There was a decent chance. It had been 1-0 since the top of the first inning in the game against the Detroit Tigers and my hometown Oakland A’s.
It was a true pitcher’s duel in Oakland Tuesday night. The only run came on a throwing error by A’s catcher Josh Phegley when Anthony Gose, who had singled to left on the game’s second pitch, stole second and advanced to third on the error. He scored when the next batter, Rajai Davis, flied out to Billy Burns in center field.
The run also highlighted the A’s biggest problem of the season: defense. It marked their league leading 50th error on the season.
Chavez also allowed five hits and walked two but struck out four batters over eight innings of work. Tyler Clippard took over and pitched a scoreless ninth.
The Athletics had little offense left in them in the ninth, which isn’t surprising as the A’s were coming off of their first three-game winning streak of the season in which they had scored a total of 16 runs. So a two-out double by Sam Fuld was all that they could manage in the bottom of the ninth.
So, sadly, at least for me, there was no pie in Oakland on Tuesday night.
In four other cities however there was pie or gatorade showers or however the teams decide to celebrate. I’ve heard the Washington Nationals use chocolate showers.
The Nats, however, were the victims of a walk-off double by rookie Addison Russell on the north side of Chicago as the Cubs beat the Nationals 3-2. It was the first time for Russell to receive walk-off treatment in the big leagues.
The New York Mets walked off on a single in the tenth by shortstop Wilmer Flores and while it wasn’t his first career walk-off, he hit a sacrifice fly to win a game last season, it was his first career walk off hit. The Mets defeated the Philadelphia Phillies 5-4.
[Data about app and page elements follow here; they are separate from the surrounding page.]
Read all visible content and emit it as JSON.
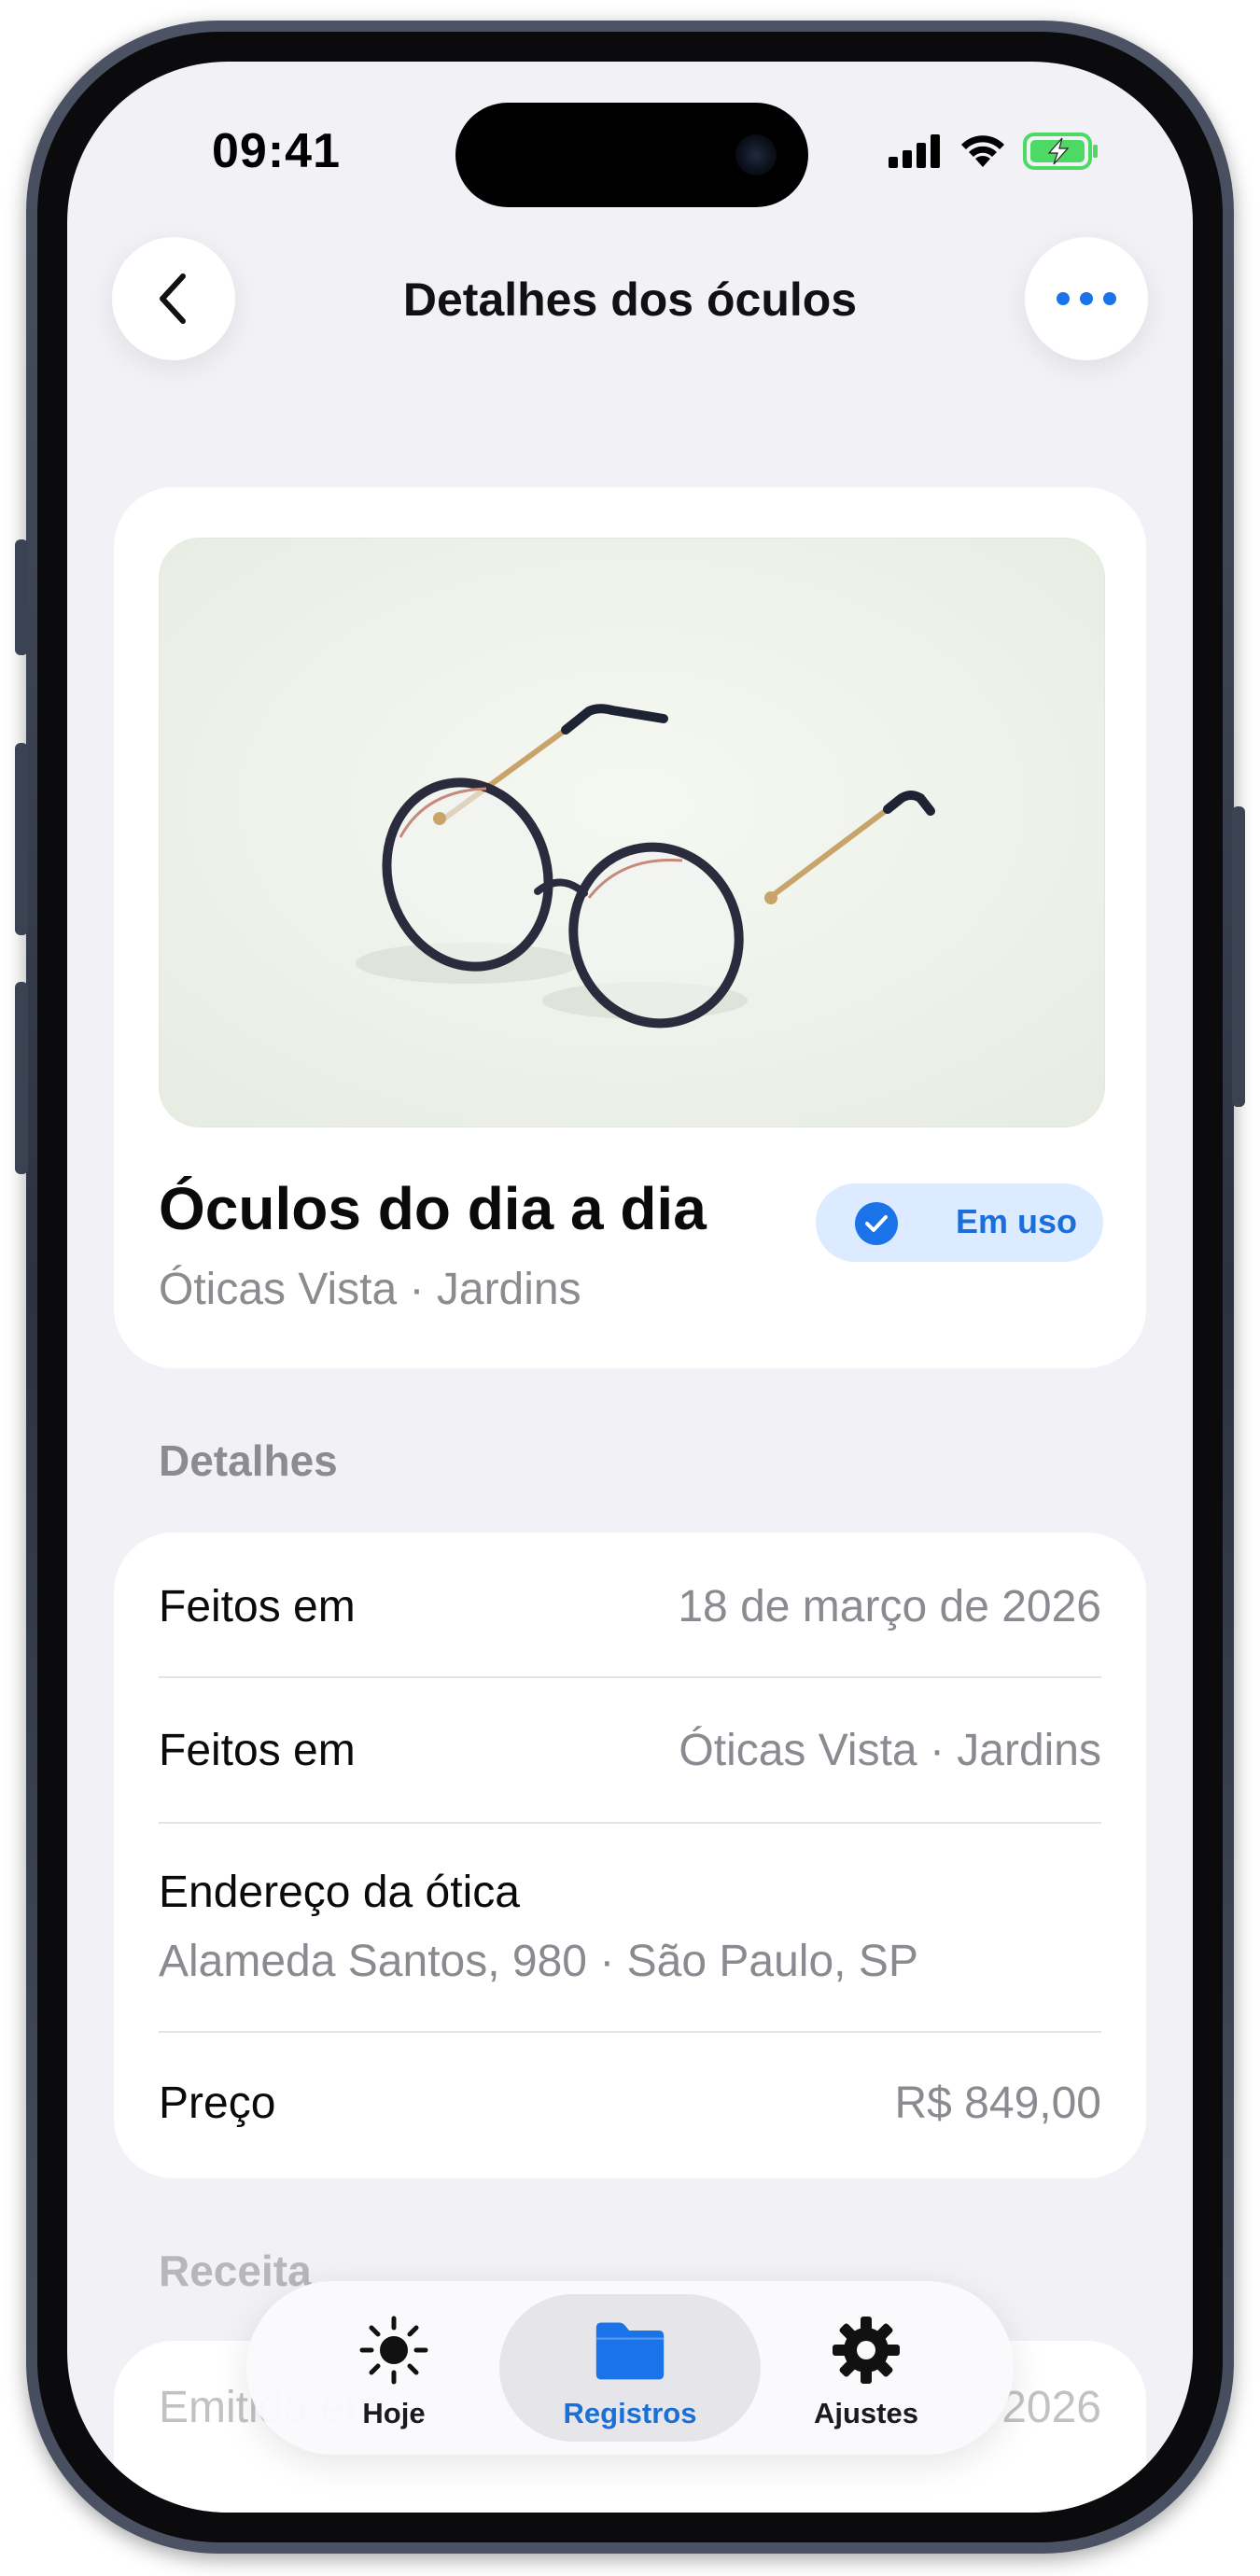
{
  "status_bar": {
    "time": "09:41",
    "icons": [
      "signal-bars-icon",
      "wifi-icon",
      "battery-charging-icon"
    ],
    "battery_color": "#4cd964"
  },
  "nav": {
    "title": "Detalhes dos óculos",
    "back_icon": "chevron-left-icon",
    "more_icon": "ellipsis-icon"
  },
  "item": {
    "photo": "eyeglasses-photo",
    "title": "Óculos do dia a dia",
    "subtitle": "Óticas Vista · Jardins",
    "status_label": "Em uso",
    "status_icon": "checkmark-circle-icon"
  },
  "details": {
    "header": "Detalhes",
    "rows": [
      {
        "label": "Feitos em",
        "value": "18 de março de 2026"
      },
      {
        "label": "Feitos em",
        "value": "Óticas Vista · Jardins"
      },
      {
        "label": "Endereço da ótica",
        "value": "Alameda Santos, 980 · São Paulo, SP"
      },
      {
        "label": "Preço",
        "value": "R$ 849,00"
      }
    ]
  },
  "receita": {
    "header": "Receita",
    "first_row_label": "Emitida em",
    "first_row_value": "2026"
  },
  "tab_bar": {
    "tabs": [
      {
        "label": "Hoje",
        "icon": "sun-icon",
        "active": false
      },
      {
        "label": "Registros",
        "icon": "folder-icon",
        "active": true
      },
      {
        "label": "Ajustes",
        "icon": "gear-icon",
        "active": false
      }
    ]
  },
  "colors": {
    "accent": "#1a73e8",
    "background": "#f1f1f6",
    "card": "#ffffff",
    "badge_bg": "#dcebff"
  }
}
Meanwhile in Cincinnati, Reds’ pinch hitter Skip Shumaker celebrated the 5th walk-off hit of his career, sixth overall.
Although the game winning fielder’s choice he grounded into in 2010 obviously wasn’t a hit, Tuesday’s walk-off double certainly was. The double ended a nine-game skid for the Reds who defeated the Colorado Rockies 2-1.
Finally in Toronto they celebrated a walk-off win, one I’d celebrated on multiple occasions. Not that I’m looking at Josh Donaldson‘s ninth inning heroics too nostalgically. I’m not.
I think A’s general manager Billy Beane did the right thing in trading the All-Star third baseman for Brett Lawrie, Sean Nolin, Kendall Graveman and Franklin Barreto but all of that is beside the point.
The point is Donaldson had another historic night, going 4-4 with two home runs, one of which was the three-run walk-off that lifted the Blue Jays over the Chicago White Sox 10-9.
It was the sixth walk-off homer of his career and eighth overall walk-off hit of his career.
But Donaldson, in some ways like the A’s and their three-game winning streak, knows that the game can be fickle.
“In baseball you never want to get too high and you never want to get too low,” Donaldson said. “So it’s one of those things where you enjoy the moment, enjoy the win and tomorrow’s a new day. Baseball’s a game that can humble you real quick, I think it was just three games ago that I punched out four times in a game. This isn’t a league where you enjoy too much because you can be humbled real quick.”
Everyday in baseball is a new day. The A’s have a chance to win today. Donaldson may strike out in every at-bat. Anything could happen.
Tuesday night was definitely one for heroic endings all around the league. There was even a chance for pie in Oakland. Even though it didn’t happen, it could have. In baseball you just never know.